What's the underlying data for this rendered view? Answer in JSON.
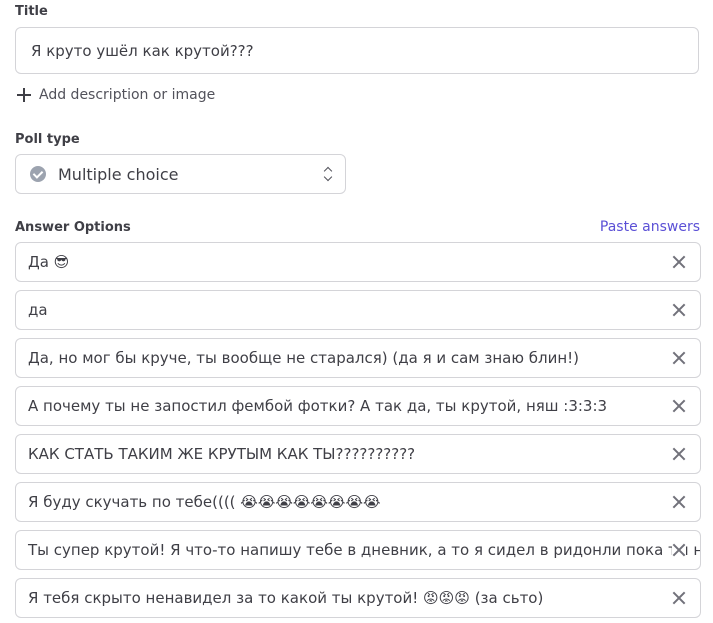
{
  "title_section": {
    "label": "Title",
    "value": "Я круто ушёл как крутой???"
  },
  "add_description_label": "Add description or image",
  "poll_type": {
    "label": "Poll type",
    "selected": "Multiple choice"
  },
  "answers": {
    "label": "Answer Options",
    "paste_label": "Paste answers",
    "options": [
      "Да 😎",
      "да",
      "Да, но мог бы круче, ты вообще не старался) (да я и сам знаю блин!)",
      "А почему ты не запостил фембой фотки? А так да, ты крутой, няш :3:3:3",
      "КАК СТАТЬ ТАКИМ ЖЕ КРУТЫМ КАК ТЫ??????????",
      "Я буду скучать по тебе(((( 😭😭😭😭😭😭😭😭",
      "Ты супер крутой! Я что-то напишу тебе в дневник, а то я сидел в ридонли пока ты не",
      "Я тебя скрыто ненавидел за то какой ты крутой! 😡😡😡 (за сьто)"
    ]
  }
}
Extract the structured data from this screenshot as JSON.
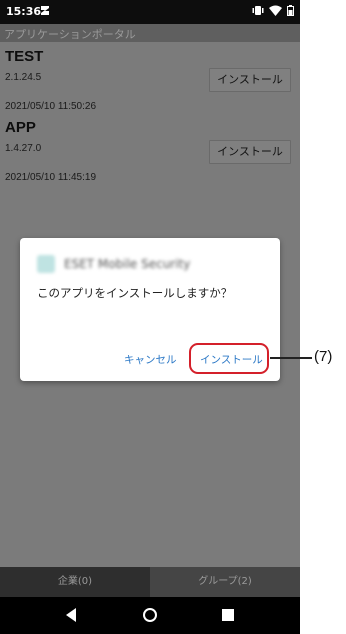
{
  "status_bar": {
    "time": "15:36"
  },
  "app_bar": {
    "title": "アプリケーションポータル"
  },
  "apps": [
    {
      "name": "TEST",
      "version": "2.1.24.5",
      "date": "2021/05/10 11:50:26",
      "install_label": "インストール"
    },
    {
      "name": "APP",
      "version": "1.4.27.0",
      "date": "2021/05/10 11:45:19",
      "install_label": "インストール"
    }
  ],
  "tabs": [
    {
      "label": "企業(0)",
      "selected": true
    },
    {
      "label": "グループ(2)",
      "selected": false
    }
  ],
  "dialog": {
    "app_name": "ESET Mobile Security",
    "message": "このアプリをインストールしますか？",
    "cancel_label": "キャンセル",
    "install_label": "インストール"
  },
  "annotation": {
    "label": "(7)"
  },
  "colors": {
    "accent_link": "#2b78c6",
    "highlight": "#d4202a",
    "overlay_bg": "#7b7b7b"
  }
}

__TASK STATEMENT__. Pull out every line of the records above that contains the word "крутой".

__WRITTEN ANSWER__.
    "value": "Я круто ушёл как крутой???"
      "А почему ты не запостил фембой фотки? А так да, ты крутой, няш :3:3:3",
      "Ты супер крутой! Я что-то напишу тебе в дневник, а то я сидел в ридонли пока ты не",
      "Я тебя скрыто ненавидел за то какой ты крутой! 😡😡😡 (за сьто)"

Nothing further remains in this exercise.